BROOTEN (AP) — As irrigation booms in Minnesota, hundreds of farmers appear to be pumping groundwater for their crops without the required state permits, Minnesota Public Radio reported Monday.
Of the roughly 1,200 crop irrigation wells drilled from 2008 to 2012, more than 200 likely are operating without a permit, MPR's investigation of public well records found. Nearly 200 others operated without a permit until the past year or so. Irrigating without a permit is a misdemeanor, which means fines are limited.
The lack of permits hampers the state's ability to manage its groundwater resources, which are increasingly seen as valuable and vulnerable. Tens of millions of gallons of water are likely being pumped without the state's knowledge, MPR found, and some irrigators are boosting their yields and profits while avoiding oversight and without paying fees.
The Department of Natural Resources acknowledged that some water users have been getting away without permits but said it has gotten more aggressive recently, and has asked the Legislature for the authority to impose tougher financial penalties. Steve Colvin, deputy director of the DNR's ecological and water resources division, said the agency has done the best it could over the years with the resources it had.
The DNR's own figures show that the "no-permit" rate is between 2 and 20 percent of irrigation wells, depending on the location. But Colvin acknowledged MPR's list probably contains many irrigation wells that should have permits, but don't.
"Some of those are likely folks who have not applied and ought to," Colvin said.

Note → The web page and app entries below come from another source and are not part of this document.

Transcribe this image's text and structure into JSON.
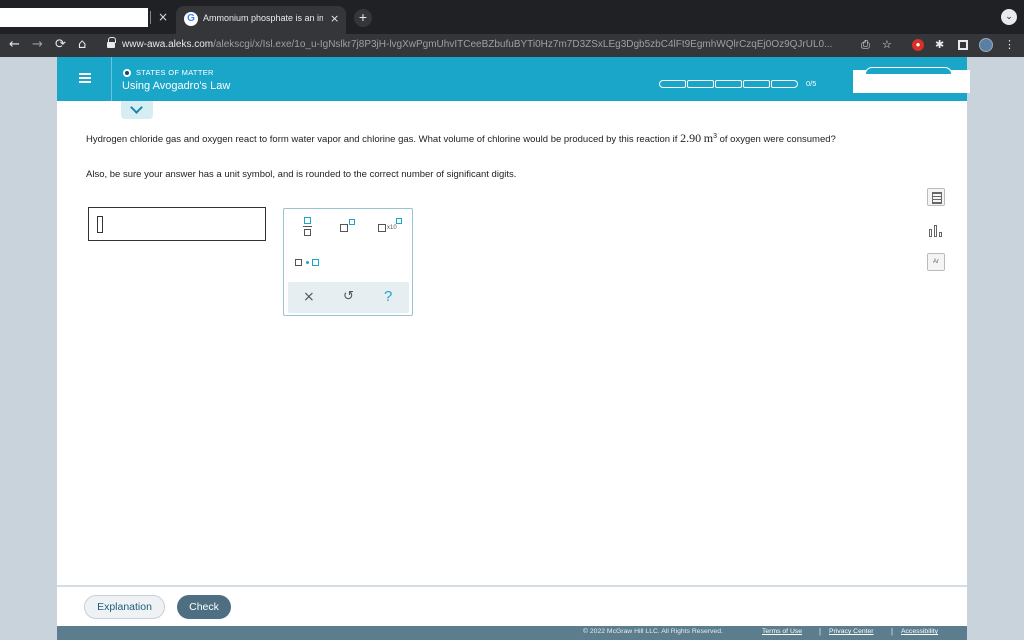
{
  "browser": {
    "tabs": [
      {
        "title": ""
      },
      {
        "title": "Ammonium phosphate is an im",
        "favicon": "G"
      }
    ],
    "close_glyph": "×",
    "new_tab_glyph": "+",
    "menu_glyph": "⌄",
    "nav": {
      "back": "←",
      "forward": "→",
      "reload": "⟳",
      "home": "⌂"
    },
    "url_host": "www-awa.aleks.com",
    "url_path": "/alekscgi/x/Isl.exe/1o_u-IgNslkr7j8P3jH-lvgXwPgmUhvITCeeBZbufuBYTi0Hz7m7D3ZSxLEg3Dgb5zbC4lFt9EgmhWQlrCzqEj0Oz9QJrUL0...",
    "extension_icons": [
      "share-icon",
      "star-icon",
      "adblock-icon",
      "puzzle-icon",
      "sidebar-icon",
      "profile-avatar",
      "kebab-menu-icon"
    ],
    "star_glyph": "☆",
    "puzzle_glyph": "✱",
    "kebab_glyph": "⋮",
    "share_glyph": "⎙"
  },
  "header": {
    "topic_label": "STATES OF MATTER",
    "topic_title": "Using Avogadro's Law",
    "progress": {
      "completed": 0,
      "total": 5,
      "label": "0/5",
      "segments": 5
    }
  },
  "question": {
    "text_before": "Hydrogen chloride gas and oxygen react to form water vapor and chlorine gas. What volume of chlorine would be produced by this reaction if ",
    "value": "2.90",
    "unit": "m",
    "unit_exp": "3",
    "text_after": " of oxygen were consumed?",
    "instruction": "Also, be sure your answer has a unit symbol, and is rounded to the correct number of significant digits."
  },
  "palette": {
    "x10_label": "x10",
    "clear_glyph": "×",
    "undo_glyph": "↺",
    "help_glyph": "?"
  },
  "side_tools": {
    "periodic_label": "Ar"
  },
  "footer": {
    "explanation_label": "Explanation",
    "check_label": "Check",
    "copyright": "© 2022 McGraw Hill LLC. All Rights Reserved.",
    "terms": "Terms of Use",
    "privacy": "Privacy Center",
    "accessibility": "Accessibility",
    "separator": "|"
  },
  "colors": {
    "brand": "#1aa6c8",
    "check_button": "#4e6f81",
    "footer_bar": "#5b7d8e"
  }
}
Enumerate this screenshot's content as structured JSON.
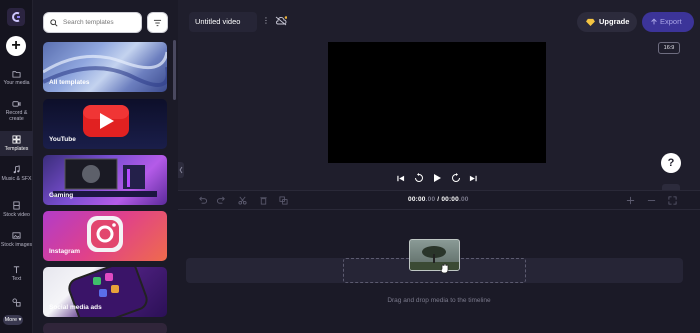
{
  "app": {
    "colors": {
      "accent": "#3c3499",
      "rail_bg": "#15141f",
      "panel_bg": "#1b1a27",
      "main_bg": "#1f1e2c"
    }
  },
  "rail": {
    "items": [
      {
        "label": "Your media",
        "icon": "folder-icon"
      },
      {
        "label": "Record & create",
        "icon": "camera-icon"
      },
      {
        "label": "Templates",
        "icon": "templates-icon",
        "active": true
      },
      {
        "label": "Music & SFX",
        "icon": "music-note-icon"
      },
      {
        "label": "Stock video",
        "icon": "film-icon"
      },
      {
        "label": "Stock images",
        "icon": "image-icon"
      },
      {
        "label": "Text",
        "icon": "text-icon"
      },
      {
        "label": "",
        "icon": "shapes-icon"
      }
    ],
    "more_label": "More"
  },
  "panel": {
    "search_placeholder": "Search templates",
    "templates": [
      {
        "label": "All templates"
      },
      {
        "label": "YouTube"
      },
      {
        "label": "Gaming"
      },
      {
        "label": "Instagram"
      },
      {
        "label": "Social media ads"
      }
    ]
  },
  "header": {
    "video_title": "Untitled video",
    "upgrade_label": "Upgrade",
    "export_label": "Export",
    "aspect_ratio": "16:9"
  },
  "timeline": {
    "time_current": "00:00",
    "time_current_frac": ".00",
    "time_separator": "/",
    "time_total": "00:00",
    "time_total_frac": ".00",
    "drop_hint": "Drag and drop media to the timeline"
  },
  "help_label": "?"
}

Farmers whose land has sandy soil can make more money with irrigation than those who rely on rain. In drought years, that can mean yields of 200 bushels of corn per acre or more compared with less than 50 bushels on unirrigated acres. The revenue difference can be over $100,000 in a single season when crop prices are high, so an irrigation system not only pays for itself quickly but can also boost a farmer's bottom line for years.